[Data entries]
+ + + + + + +

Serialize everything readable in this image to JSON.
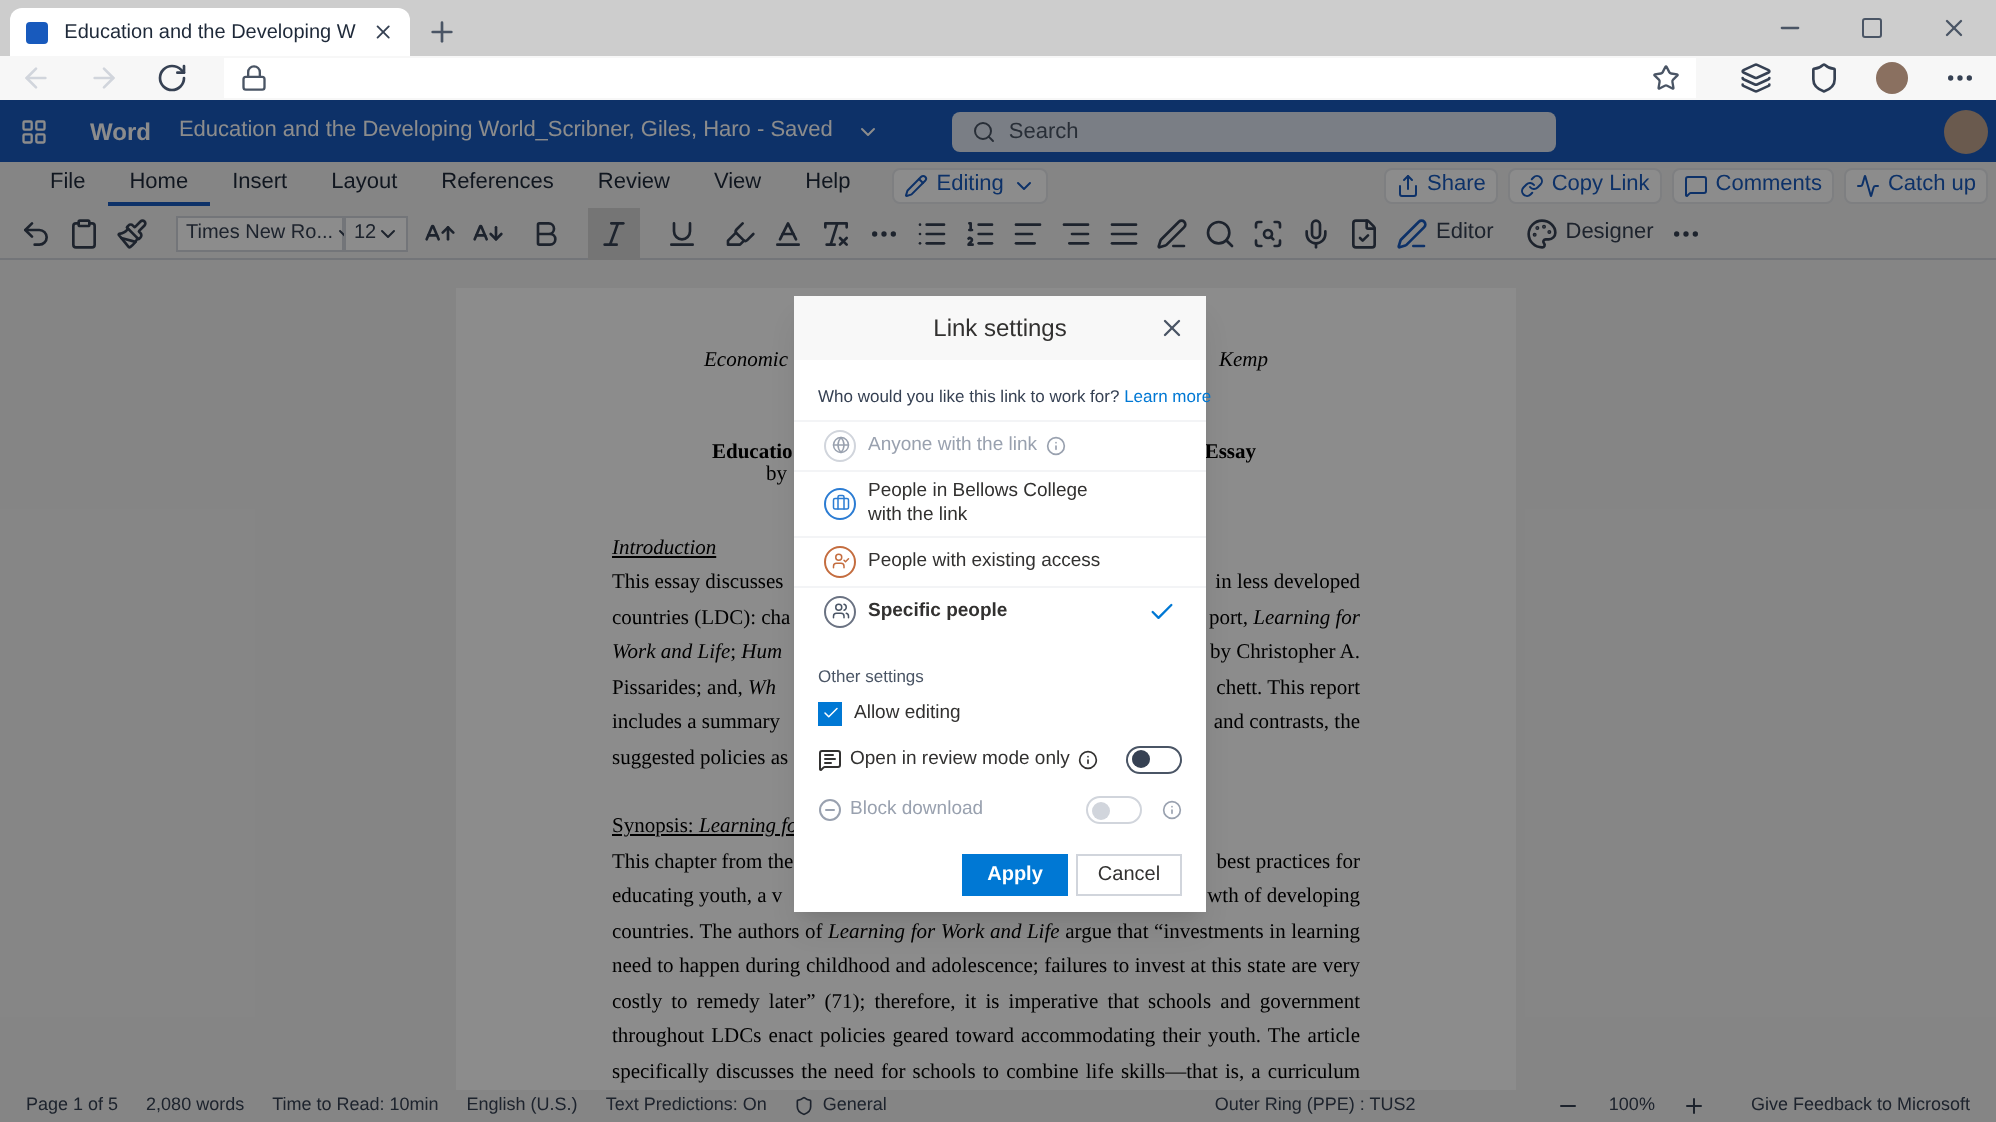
{
  "browser": {
    "tab_title": "Education and the Developing W"
  },
  "word": {
    "app_name": "Word",
    "doc_title": "Education and the Developing World_Scribner, Giles, Haro",
    "save_state": "- Saved",
    "search": {
      "placeholder": "Search"
    }
  },
  "ribbon_tabs": [
    {
      "label": "File",
      "selected": false
    },
    {
      "label": "Home",
      "selected": true
    },
    {
      "label": "Insert",
      "selected": false
    },
    {
      "label": "Layout",
      "selected": false
    },
    {
      "label": "References",
      "selected": false
    },
    {
      "label": "Review",
      "selected": false
    },
    {
      "label": "View",
      "selected": false
    },
    {
      "label": "Help",
      "selected": false
    }
  ],
  "mode": "Editing",
  "actions": [
    {
      "kind": "share",
      "label": "Share"
    },
    {
      "kind": "link",
      "label": "Copy Link"
    },
    {
      "kind": "comments",
      "label": "Comments"
    },
    {
      "kind": "catchup",
      "label": "Catch up"
    }
  ],
  "toolbar": {
    "font": "Times New Ro...",
    "size": "12",
    "format_buttons": [
      {
        "kind": "bold",
        "selected": false
      },
      {
        "kind": "italic",
        "selected": true
      },
      {
        "kind": "underline",
        "selected": false
      }
    ],
    "editor": "Editor",
    "designer": "Designer"
  },
  "document": {
    "lines": [
      {
        "kind": "heading",
        "left": "*Economic*",
        "right": "*Kemp*"
      },
      {
        "kind": "title",
        "left": "Educatio",
        "right": "Essay"
      },
      {
        "kind": "byline",
        "left": "by"
      },
      {
        "kind": "section",
        "left": "*Introduction*"
      },
      {
        "kind": "split",
        "left": "This essay discusses",
        "right": "in less developed"
      },
      {
        "kind": "split",
        "left": "countries (LDC): cha",
        "right": "port, *Learning for*"
      },
      {
        "kind": "split",
        "left": "*Work and Life*; *Hum*",
        "right": "by Christopher A."
      },
      {
        "kind": "split",
        "left": "Pissarides; and, *Wh*",
        "right": "chett. This report"
      },
      {
        "kind": "split",
        "left": "includes a summary",
        "right": "and contrasts, the"
      },
      {
        "kind": "split",
        "left": "suggested policies as"
      },
      {
        "kind": "section",
        "left": "Synopsis: *Learning fo*"
      },
      {
        "kind": "split",
        "left": "This chapter from the",
        "right": "best practices for"
      },
      {
        "kind": "split",
        "left": "educating youth, a v",
        "right": "wth of developing"
      },
      {
        "kind": "full",
        "left": "countries. The authors of *Learning for Work and Life* argue that “investments in learning"
      },
      {
        "kind": "full",
        "left": "need to happen during childhood and adolescence; failures to invest at this state are very"
      },
      {
        "kind": "full",
        "left": "costly to remedy later” (71); therefore, it is imperative that schools and government"
      },
      {
        "kind": "full",
        "left": "throughout LDCs enact policies geared toward accommodating their youth. The article"
      },
      {
        "kind": "full",
        "left": "specifically discusses the need for schools to combine life skills—that is, a curriculum"
      }
    ]
  },
  "dialog": {
    "title": "Link settings",
    "prompt": "Who would you like this link to work for?",
    "learn_more": "Learn more",
    "options": [
      {
        "kind": "anyone",
        "label": "Anyone with the link",
        "disabled": true,
        "selected": false
      },
      {
        "kind": "organization",
        "label": "People in Bellows College with the link",
        "disabled": false,
        "selected": false
      },
      {
        "kind": "existing",
        "label": "People with existing access",
        "disabled": false,
        "selected": false
      },
      {
        "kind": "specific",
        "label": "Specific people",
        "disabled": false,
        "selected": true
      }
    ],
    "other_settings_label": "Other settings",
    "allow_editing": {
      "label": "Allow editing",
      "checked": true
    },
    "review_mode": {
      "label": "Open in review mode only",
      "on": false,
      "disabled": false
    },
    "block_download": {
      "label": "Block download",
      "on": false,
      "disabled": true
    },
    "buttons": [
      {
        "kind": "primary",
        "label": "Apply"
      },
      {
        "kind": "secondary",
        "label": "Cancel"
      }
    ]
  },
  "status_bar": {
    "left": [
      "Page 1 of 5",
      "2,080 words",
      "Time to Read: 10min",
      "English (U.S.)",
      "Text Predictions: On"
    ],
    "label": "General",
    "center": "Outer Ring (PPE) : TUS2",
    "zoom": "100%",
    "feedback": "Give Feedback to Microsoft"
  }
}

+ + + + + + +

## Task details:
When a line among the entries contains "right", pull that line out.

## Exercise answer:
        "right": "*Kemp*"
        "right": "Essay"
        "right": "in less developed"
        "right": "port, *Learning for*"
        "right": "by Christopher A."
        "right": "chett. This report"
        "right": "and contrasts, the"
        "right": "best practices for"
        "right": "wth of developing"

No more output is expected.